**Your objective:** Print the entries below word for word; the pictures stay out of your copy.

**Data for this task:**
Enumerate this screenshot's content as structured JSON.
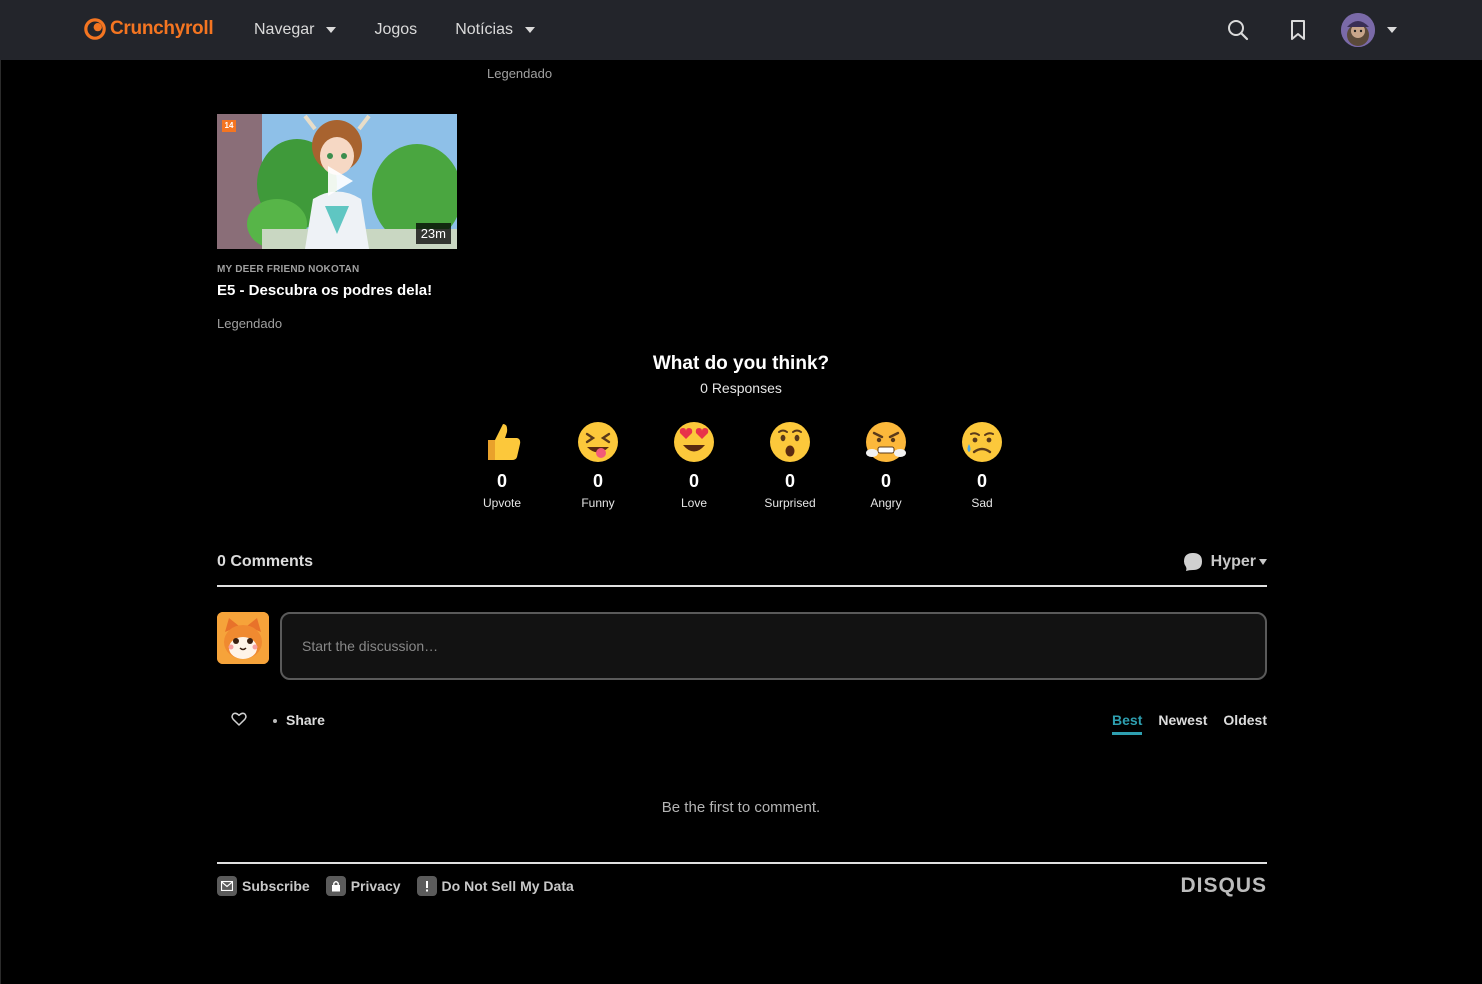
{
  "header": {
    "logo_text": "Crunchyroll",
    "nav": [
      {
        "label": "Navegar",
        "has_dropdown": true
      },
      {
        "label": "Jogos",
        "has_dropdown": false
      },
      {
        "label": "Notícias",
        "has_dropdown": true
      }
    ],
    "icons": [
      "search-icon",
      "bookmark-icon",
      "avatar"
    ],
    "brand_color": "#f47521"
  },
  "episodes": {
    "prev_meta": "Legendado",
    "card": {
      "age_badge": "14",
      "duration": "23m",
      "series": "MY DEER FRIEND NOKOTAN",
      "title": "E5 - Descubra os podres dela!",
      "meta": "Legendado"
    }
  },
  "reactions": {
    "title": "What do you think?",
    "responses": "0 Responses",
    "items": [
      {
        "label": "Upvote",
        "count": "0",
        "icon": "thumbs-up-icon"
      },
      {
        "label": "Funny",
        "count": "0",
        "icon": "funny-face-icon"
      },
      {
        "label": "Love",
        "count": "0",
        "icon": "heart-eyes-icon"
      },
      {
        "label": "Surprised",
        "count": "0",
        "icon": "surprised-face-icon"
      },
      {
        "label": "Angry",
        "count": "0",
        "icon": "angry-face-icon"
      },
      {
        "label": "Sad",
        "count": "0",
        "icon": "sad-face-icon"
      }
    ]
  },
  "comments": {
    "count_label": "0 Comments",
    "user_name": "Hyper",
    "input_placeholder": "Start the discussion…",
    "share_label": "Share",
    "sort": [
      "Best",
      "Newest",
      "Oldest"
    ],
    "active_sort": "Best",
    "empty_message": "Be the first to comment.",
    "accent_color": "#2e9fb0"
  },
  "footer": {
    "links": [
      {
        "label": "Subscribe",
        "icon": "mail-icon"
      },
      {
        "label": "Privacy",
        "icon": "lock-icon"
      },
      {
        "label": "Do Not Sell My Data",
        "icon": "alert-icon"
      }
    ],
    "brand": "DISQUS"
  }
}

**Result for this exercise:**
Enumerate this screenshot's content as structured JSON.
{
  "header": {
    "logo_text": "Crunchyroll",
    "nav": [
      {
        "label": "Navegar",
        "has_dropdown": true
      },
      {
        "label": "Jogos",
        "has_dropdown": false
      },
      {
        "label": "Notícias",
        "has_dropdown": true
      }
    ],
    "icons": [
      "search-icon",
      "bookmark-icon",
      "avatar"
    ],
    "brand_color": "#f47521"
  },
  "episodes": {
    "prev_meta": "Legendado",
    "card": {
      "age_badge": "14",
      "duration": "23m",
      "series": "MY DEER FRIEND NOKOTAN",
      "title": "E5 - Descubra os podres dela!",
      "meta": "Legendado"
    }
  },
  "reactions": {
    "title": "What do you think?",
    "responses": "0 Responses",
    "items": [
      {
        "label": "Upvote",
        "count": "0",
        "icon": "thumbs-up-icon"
      },
      {
        "label": "Funny",
        "count": "0",
        "icon": "funny-face-icon"
      },
      {
        "label": "Love",
        "count": "0",
        "icon": "heart-eyes-icon"
      },
      {
        "label": "Surprised",
        "count": "0",
        "icon": "surprised-face-icon"
      },
      {
        "label": "Angry",
        "count": "0",
        "icon": "angry-face-icon"
      },
      {
        "label": "Sad",
        "count": "0",
        "icon": "sad-face-icon"
      }
    ]
  },
  "comments": {
    "count_label": "0 Comments",
    "user_name": "Hyper",
    "input_placeholder": "Start the discussion…",
    "share_label": "Share",
    "sort": [
      "Best",
      "Newest",
      "Oldest"
    ],
    "active_sort": "Best",
    "empty_message": "Be the first to comment.",
    "accent_color": "#2e9fb0"
  },
  "footer": {
    "links": [
      {
        "label": "Subscribe",
        "icon": "mail-icon"
      },
      {
        "label": "Privacy",
        "icon": "lock-icon"
      },
      {
        "label": "Do Not Sell My Data",
        "icon": "alert-icon"
      }
    ],
    "brand": "DISQUS"
  }
}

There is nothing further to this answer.